I must say, these lil buggers took me about 4 hours to make (though, I promise if you try them out, it will be much faster for you), and it wasn’t quite as much fun near the end of that time as it was when I started.  Why?  The only supplies I have are a couple of bowls, a spatula, and a plastic zip-top bag.  No mixer.  No food processor.  No gadgets or pastry sleeves for piping the shamrock shapes.  Do you have any idea how long (and how much manpower) it takes to cream butter and brown sugar together without those type of machines?  And how about trying to achieve the fluffy goodness that is either a cream cheese or old-fashioned buttercream frosting… yeah, not so much.  Ha.  But, I did the best I could, and I’m glad I tried.

IMG_0954 smI could go on about all the frustrating things that occurred during the hours it took me to make my shamrock treats (like the oven pilot going out a few times, making temp regulation near impossible; the only icing sugar I could find is more crystal-like and wouldn’t fully incorporate for the filling, etc.), but I won’t, because that would mean my environment wins.  We all know that can’t happen.  After all, I did get some whoopie pies made, and they do look kinda like shamrocks.  My arms may be sore, I may be super tired (the house started out around 100F before I even turned the oven on…), and they may not be quite as good as if I’d made them back in the States, but I still win.  🙂

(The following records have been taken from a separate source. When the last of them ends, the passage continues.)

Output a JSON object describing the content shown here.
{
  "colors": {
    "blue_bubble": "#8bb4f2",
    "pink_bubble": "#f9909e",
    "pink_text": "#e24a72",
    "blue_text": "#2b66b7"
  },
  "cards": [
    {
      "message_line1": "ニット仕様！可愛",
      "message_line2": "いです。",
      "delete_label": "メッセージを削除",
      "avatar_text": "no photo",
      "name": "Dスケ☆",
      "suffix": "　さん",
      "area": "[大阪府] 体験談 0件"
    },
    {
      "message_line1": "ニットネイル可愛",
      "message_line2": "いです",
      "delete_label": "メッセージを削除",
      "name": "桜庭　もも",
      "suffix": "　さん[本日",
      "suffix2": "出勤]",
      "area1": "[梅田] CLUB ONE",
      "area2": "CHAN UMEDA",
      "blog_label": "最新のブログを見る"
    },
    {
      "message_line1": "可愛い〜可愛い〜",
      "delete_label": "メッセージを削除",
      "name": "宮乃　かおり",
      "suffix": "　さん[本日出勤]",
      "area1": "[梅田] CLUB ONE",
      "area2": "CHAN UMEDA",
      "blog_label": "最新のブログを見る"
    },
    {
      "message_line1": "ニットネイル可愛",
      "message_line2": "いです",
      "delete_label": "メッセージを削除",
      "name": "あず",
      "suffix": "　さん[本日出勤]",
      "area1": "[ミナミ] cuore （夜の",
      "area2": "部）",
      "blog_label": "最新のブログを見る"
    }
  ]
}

Welcome, once again, to baking in an old rowhouse in central Thailand.  Oh, and Happy St. Paddy’s Day!

March 16, 2010 Posted by | Food, Tasty Tuesdays, Thailand | , , , | 2 Comments

Family Time

Skype is a beautiful thing.

Skype2

L to R: Mom, Papa, Tim, Aunt Lori

We’ve been in Singapore for the past month, taking care of business at the international headquarters for our organization (which is why you’ve not been getting posts out of me), and yesterday morning, before heading to the airport for our flight back to Thailand, we had a Skype date to take care of.

Now, this wasn’t just any old Skype call.  No, this was a gathering of my whole family, all in one place, all at one time.  It was time for the annual Spring birthdays party (big brother, Tim-Feb 27; niece, Madelynn-March 1; cousin, Kristen-March 3), and everybody was at my Aunt’s house.  Since she’s the only one out of the bunch with a high-speed connection and the computer capabilities for video chat, it seemed the perfect opportunity to see everybody.  And, boy was it perfect.

A few months ago, you may remember me writing about talking with my Aunt, Uncle, and cousin for the first time online.  It was wonderful.  This time, I got to see not only them, but also my Mom, my brother and his whole family, my grandparents, my other cousin and her husband, all together… for the first time in 7.5 months.  Has it really been that long already?  It sure has.  We talked for just over an hour, sharing about the weather, what time of day it was, what’s been going on in each of our lives… my 6 year old nephew, Carson, played a song for us on the piano, and my 3 year old niece, Madelynn, sang “Pants on the Ground,” then tried to throw some popcorn to us through the laptop screen!

Of course we all got a tiny bit teary when the video screen just popped up – it was just so unbelievable.  I mean really, to be chatting live, face-to-face, from Illinois to Singapore for free is just ridiculous.  It’s like living with the Jetsons!  I know it meant a lot to my mom to be able to actually see us when we talked, different from our regular chats every few weeks on the phone.  Crazy to think when she and my dad were missionaries 30 years ago, it was a huge thing for them to just make a phone call every month or so back to their families.  I wonder if my dad would even believe the technology that’s come around since he’s been gone.  Hmm.

Well, that’s all I wanted to say.  I love my family.  I’m thankful for them.  And, I’m thankful for Skype.  🙂

March 15, 2010 Posted by | Personal | , , | 1 Comment